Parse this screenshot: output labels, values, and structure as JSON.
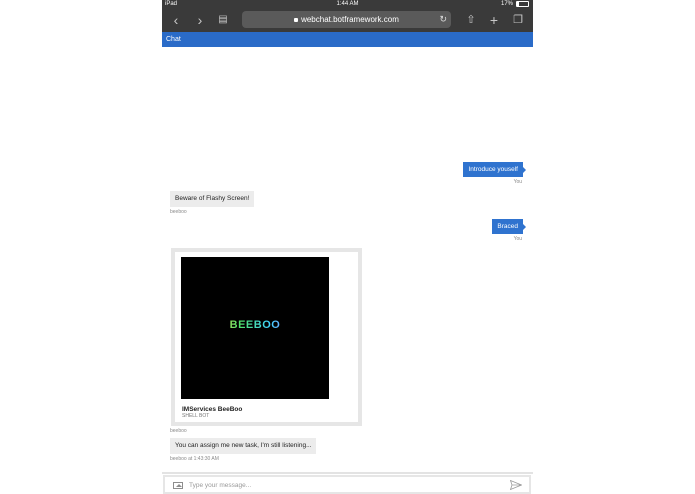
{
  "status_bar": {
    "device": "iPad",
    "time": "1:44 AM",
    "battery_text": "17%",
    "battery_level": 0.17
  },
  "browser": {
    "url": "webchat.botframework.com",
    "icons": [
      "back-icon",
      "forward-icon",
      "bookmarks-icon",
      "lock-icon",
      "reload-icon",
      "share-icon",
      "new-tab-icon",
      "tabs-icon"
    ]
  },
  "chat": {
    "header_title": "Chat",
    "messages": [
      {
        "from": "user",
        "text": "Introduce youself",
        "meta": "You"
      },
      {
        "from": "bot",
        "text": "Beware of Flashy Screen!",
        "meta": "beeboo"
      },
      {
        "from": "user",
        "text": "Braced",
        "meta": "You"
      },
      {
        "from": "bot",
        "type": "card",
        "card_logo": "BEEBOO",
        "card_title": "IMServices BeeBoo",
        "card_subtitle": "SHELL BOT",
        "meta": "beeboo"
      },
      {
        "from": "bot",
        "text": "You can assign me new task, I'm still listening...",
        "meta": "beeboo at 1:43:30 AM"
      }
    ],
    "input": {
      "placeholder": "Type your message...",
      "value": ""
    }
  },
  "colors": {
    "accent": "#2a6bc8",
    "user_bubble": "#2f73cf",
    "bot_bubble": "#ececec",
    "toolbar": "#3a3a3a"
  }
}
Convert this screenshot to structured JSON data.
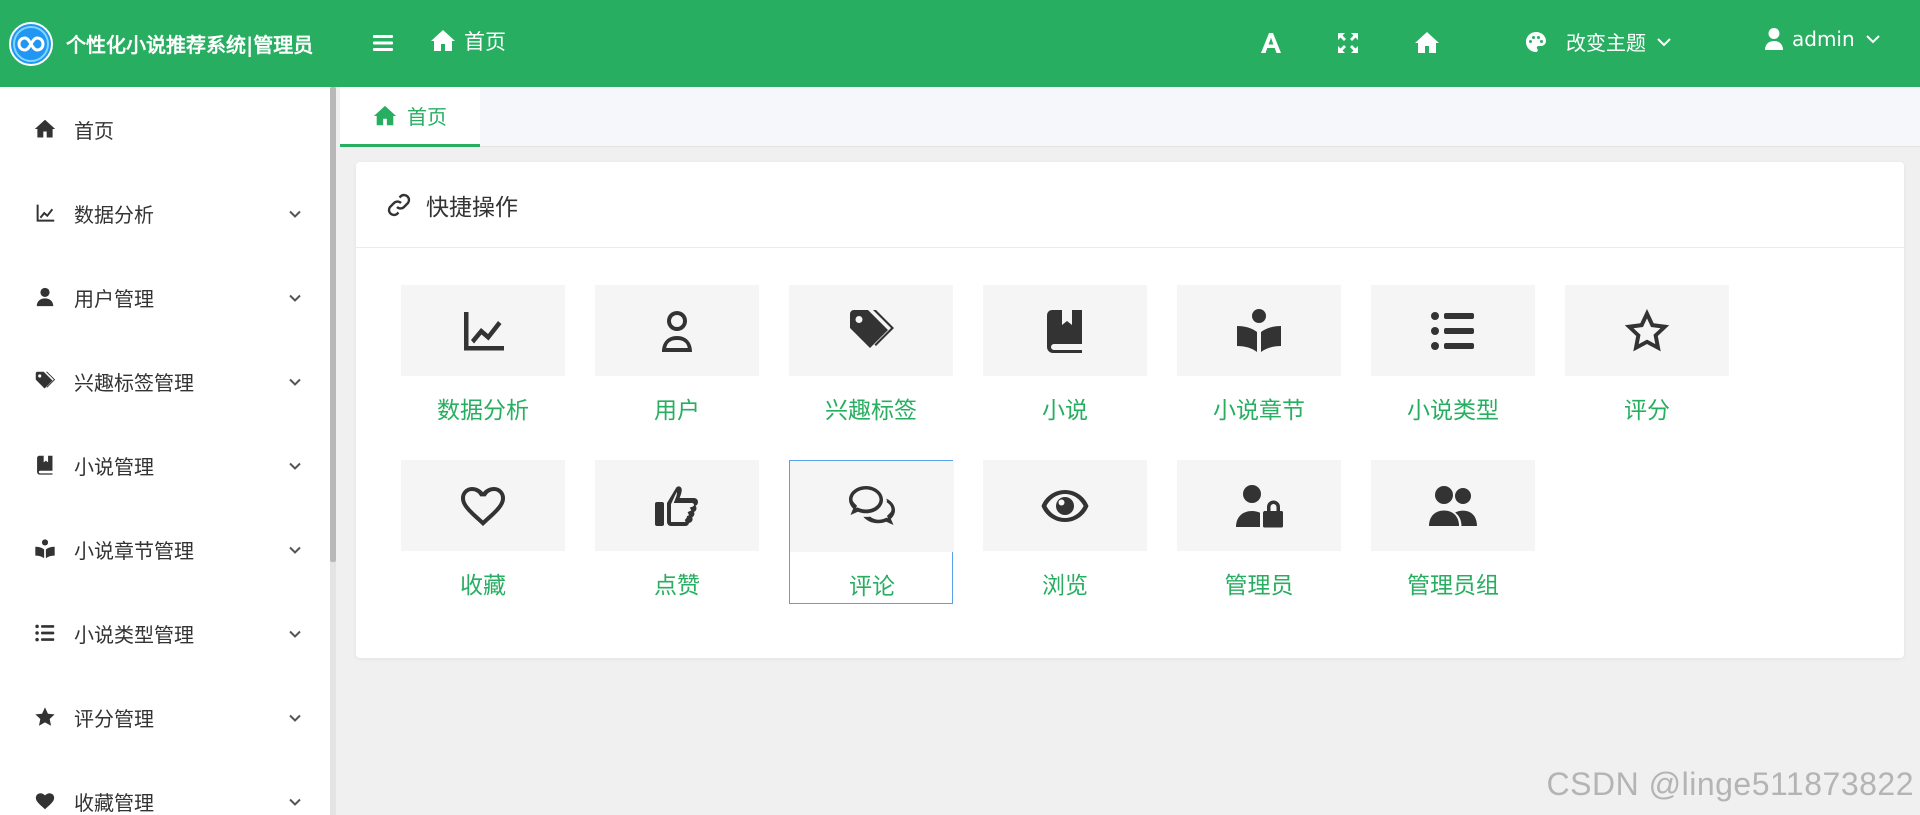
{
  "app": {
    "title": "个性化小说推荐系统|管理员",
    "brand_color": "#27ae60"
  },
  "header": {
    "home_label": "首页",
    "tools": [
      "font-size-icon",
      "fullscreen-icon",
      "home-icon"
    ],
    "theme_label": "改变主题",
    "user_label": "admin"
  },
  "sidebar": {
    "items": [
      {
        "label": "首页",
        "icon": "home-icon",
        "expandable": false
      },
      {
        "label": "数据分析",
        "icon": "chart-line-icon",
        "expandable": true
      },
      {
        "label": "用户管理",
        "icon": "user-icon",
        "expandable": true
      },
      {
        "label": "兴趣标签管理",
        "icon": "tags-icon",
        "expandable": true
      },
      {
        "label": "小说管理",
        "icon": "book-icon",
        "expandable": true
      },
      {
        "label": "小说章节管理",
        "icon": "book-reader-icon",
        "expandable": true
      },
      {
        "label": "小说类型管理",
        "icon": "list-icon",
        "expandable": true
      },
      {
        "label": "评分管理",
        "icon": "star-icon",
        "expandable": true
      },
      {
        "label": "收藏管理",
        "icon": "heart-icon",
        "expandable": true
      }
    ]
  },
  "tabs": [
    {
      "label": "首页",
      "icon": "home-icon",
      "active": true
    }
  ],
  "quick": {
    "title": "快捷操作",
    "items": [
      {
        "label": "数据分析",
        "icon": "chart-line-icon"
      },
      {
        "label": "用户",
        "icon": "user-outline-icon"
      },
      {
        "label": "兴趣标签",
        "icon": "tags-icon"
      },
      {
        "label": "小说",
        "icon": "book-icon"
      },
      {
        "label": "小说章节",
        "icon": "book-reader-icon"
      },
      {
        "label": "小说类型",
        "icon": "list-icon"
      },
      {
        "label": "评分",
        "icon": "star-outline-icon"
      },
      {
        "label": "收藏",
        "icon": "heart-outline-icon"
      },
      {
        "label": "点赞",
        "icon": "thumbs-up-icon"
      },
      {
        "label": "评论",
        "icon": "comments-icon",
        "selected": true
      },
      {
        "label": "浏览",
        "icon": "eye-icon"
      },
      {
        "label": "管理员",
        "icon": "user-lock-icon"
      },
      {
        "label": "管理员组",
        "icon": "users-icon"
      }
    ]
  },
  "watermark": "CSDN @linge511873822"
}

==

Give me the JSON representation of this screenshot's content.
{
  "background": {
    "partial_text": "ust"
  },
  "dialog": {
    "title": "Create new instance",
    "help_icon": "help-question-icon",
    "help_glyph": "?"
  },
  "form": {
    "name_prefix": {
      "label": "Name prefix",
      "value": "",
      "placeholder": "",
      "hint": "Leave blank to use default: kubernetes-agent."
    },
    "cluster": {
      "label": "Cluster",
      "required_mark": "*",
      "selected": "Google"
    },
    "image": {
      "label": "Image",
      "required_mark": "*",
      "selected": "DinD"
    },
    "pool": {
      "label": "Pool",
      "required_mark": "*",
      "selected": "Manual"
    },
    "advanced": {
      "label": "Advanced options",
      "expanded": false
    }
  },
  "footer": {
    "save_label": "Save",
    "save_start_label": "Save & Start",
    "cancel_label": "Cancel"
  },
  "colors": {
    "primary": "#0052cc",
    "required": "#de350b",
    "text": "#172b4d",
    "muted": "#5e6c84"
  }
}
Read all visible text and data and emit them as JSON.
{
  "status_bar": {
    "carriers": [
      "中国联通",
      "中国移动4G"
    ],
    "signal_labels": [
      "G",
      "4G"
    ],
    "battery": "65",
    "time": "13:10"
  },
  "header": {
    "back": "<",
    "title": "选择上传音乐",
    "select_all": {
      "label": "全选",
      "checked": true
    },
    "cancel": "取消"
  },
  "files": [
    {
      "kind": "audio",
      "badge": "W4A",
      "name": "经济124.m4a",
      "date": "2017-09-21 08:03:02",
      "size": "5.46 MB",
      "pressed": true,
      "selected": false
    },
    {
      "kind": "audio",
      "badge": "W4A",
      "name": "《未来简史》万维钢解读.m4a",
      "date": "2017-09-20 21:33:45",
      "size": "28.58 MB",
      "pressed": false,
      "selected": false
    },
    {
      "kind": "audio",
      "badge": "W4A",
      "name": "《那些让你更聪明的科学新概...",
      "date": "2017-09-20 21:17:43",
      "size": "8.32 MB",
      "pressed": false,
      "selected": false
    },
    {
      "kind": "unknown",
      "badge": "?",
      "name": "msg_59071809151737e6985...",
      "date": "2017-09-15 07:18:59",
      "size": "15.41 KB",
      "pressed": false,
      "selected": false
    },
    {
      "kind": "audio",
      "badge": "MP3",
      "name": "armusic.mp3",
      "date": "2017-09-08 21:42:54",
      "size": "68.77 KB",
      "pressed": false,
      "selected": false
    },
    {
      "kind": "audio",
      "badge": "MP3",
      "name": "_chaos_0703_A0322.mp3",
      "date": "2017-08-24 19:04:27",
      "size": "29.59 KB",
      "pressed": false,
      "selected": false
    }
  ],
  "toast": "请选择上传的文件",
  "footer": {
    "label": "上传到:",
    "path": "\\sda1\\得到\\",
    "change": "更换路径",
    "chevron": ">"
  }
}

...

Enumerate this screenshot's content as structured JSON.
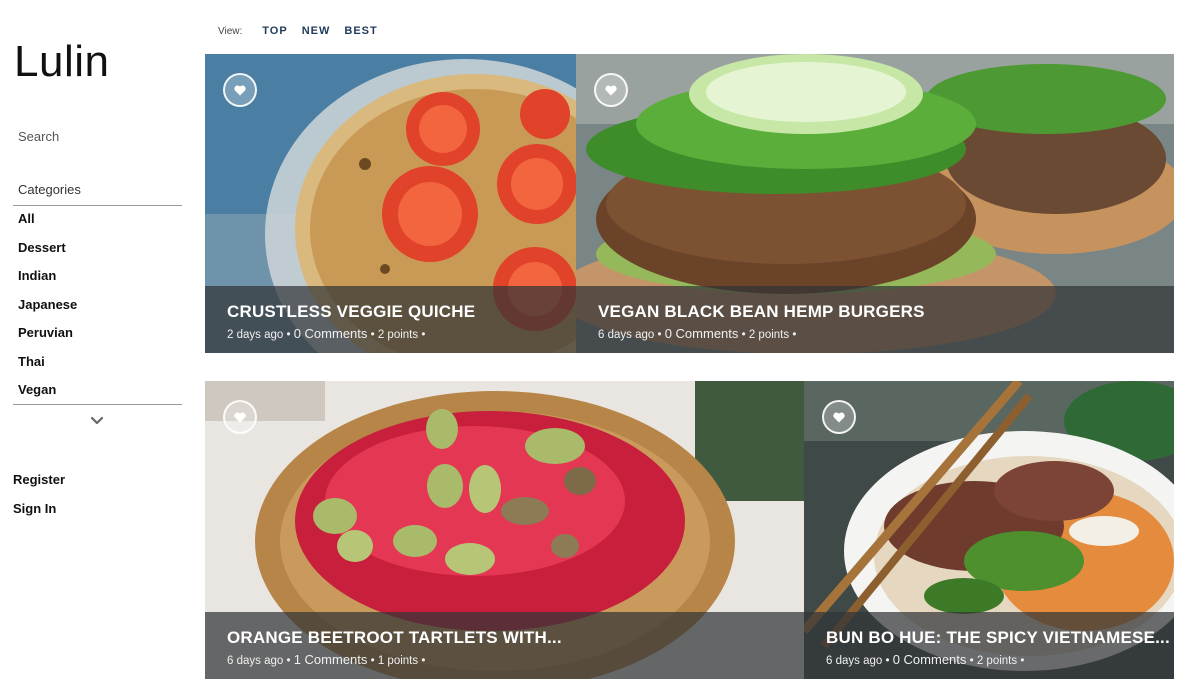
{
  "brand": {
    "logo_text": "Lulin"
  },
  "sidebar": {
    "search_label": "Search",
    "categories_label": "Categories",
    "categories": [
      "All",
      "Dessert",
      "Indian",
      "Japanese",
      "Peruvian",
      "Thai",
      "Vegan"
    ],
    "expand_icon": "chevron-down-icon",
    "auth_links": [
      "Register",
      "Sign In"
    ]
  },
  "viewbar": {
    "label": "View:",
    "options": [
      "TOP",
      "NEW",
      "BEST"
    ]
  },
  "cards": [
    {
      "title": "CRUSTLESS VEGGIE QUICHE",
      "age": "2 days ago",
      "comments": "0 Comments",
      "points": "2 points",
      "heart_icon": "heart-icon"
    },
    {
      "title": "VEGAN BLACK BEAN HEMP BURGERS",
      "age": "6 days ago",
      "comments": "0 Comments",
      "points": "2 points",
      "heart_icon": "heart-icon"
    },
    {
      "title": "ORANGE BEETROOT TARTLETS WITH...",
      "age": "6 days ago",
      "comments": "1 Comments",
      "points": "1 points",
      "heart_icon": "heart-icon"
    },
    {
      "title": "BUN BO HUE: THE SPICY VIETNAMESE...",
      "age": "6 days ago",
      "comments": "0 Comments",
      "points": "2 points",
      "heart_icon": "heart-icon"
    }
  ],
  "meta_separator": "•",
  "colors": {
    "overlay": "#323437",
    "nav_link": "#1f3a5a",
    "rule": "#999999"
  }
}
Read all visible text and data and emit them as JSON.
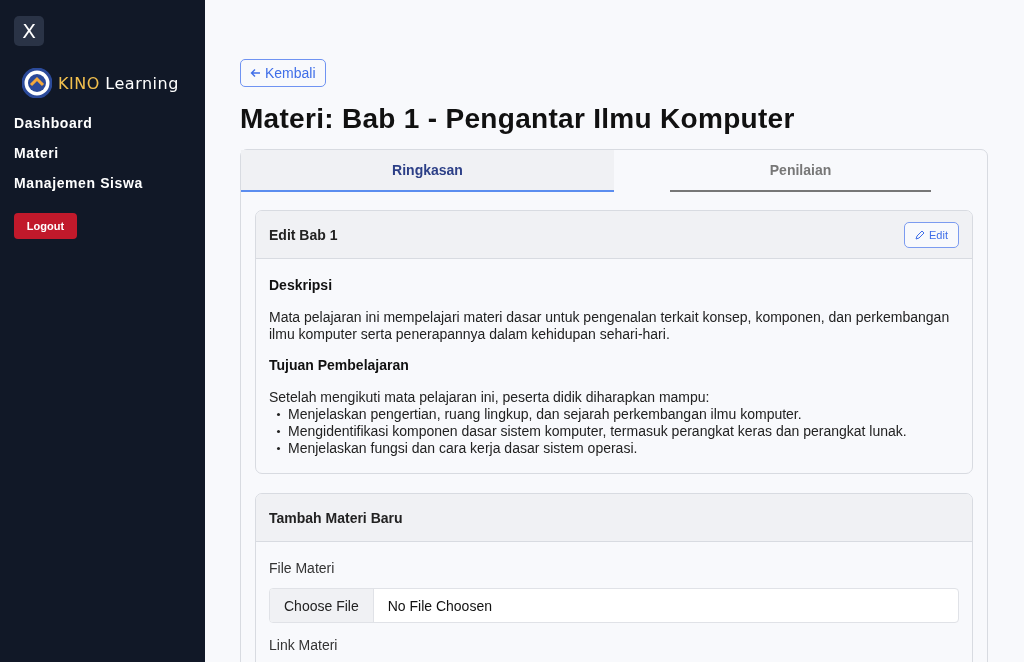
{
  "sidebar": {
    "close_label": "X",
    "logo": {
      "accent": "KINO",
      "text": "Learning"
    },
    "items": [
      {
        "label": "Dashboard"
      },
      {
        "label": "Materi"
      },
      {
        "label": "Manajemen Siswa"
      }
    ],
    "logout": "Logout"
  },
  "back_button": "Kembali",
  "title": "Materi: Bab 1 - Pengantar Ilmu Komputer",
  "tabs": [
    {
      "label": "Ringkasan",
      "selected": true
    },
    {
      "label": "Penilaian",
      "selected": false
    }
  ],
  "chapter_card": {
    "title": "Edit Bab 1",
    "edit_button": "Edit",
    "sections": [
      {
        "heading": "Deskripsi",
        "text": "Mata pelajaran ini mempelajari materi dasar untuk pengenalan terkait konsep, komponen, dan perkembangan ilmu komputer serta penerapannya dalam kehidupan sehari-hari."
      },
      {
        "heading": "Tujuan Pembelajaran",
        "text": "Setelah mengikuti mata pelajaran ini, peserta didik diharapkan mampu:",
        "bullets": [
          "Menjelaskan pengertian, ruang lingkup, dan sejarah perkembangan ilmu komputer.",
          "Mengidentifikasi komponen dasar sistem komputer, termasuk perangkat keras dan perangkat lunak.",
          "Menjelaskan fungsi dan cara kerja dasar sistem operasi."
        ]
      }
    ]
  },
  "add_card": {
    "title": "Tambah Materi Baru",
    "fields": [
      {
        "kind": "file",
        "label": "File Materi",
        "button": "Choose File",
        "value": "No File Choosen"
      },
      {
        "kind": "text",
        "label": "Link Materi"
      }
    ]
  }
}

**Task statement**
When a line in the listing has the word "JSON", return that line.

**Result below**
Parse this screenshot: output labels, values, and structure as JSON.
Convert this screenshot to structured JSON data.
Give me the JSON representation of this screenshot's content.
Read all visible text and data and emit them as JSON.
Enumerate this screenshot's content as structured JSON.
Read all visible text and data and emit them as JSON.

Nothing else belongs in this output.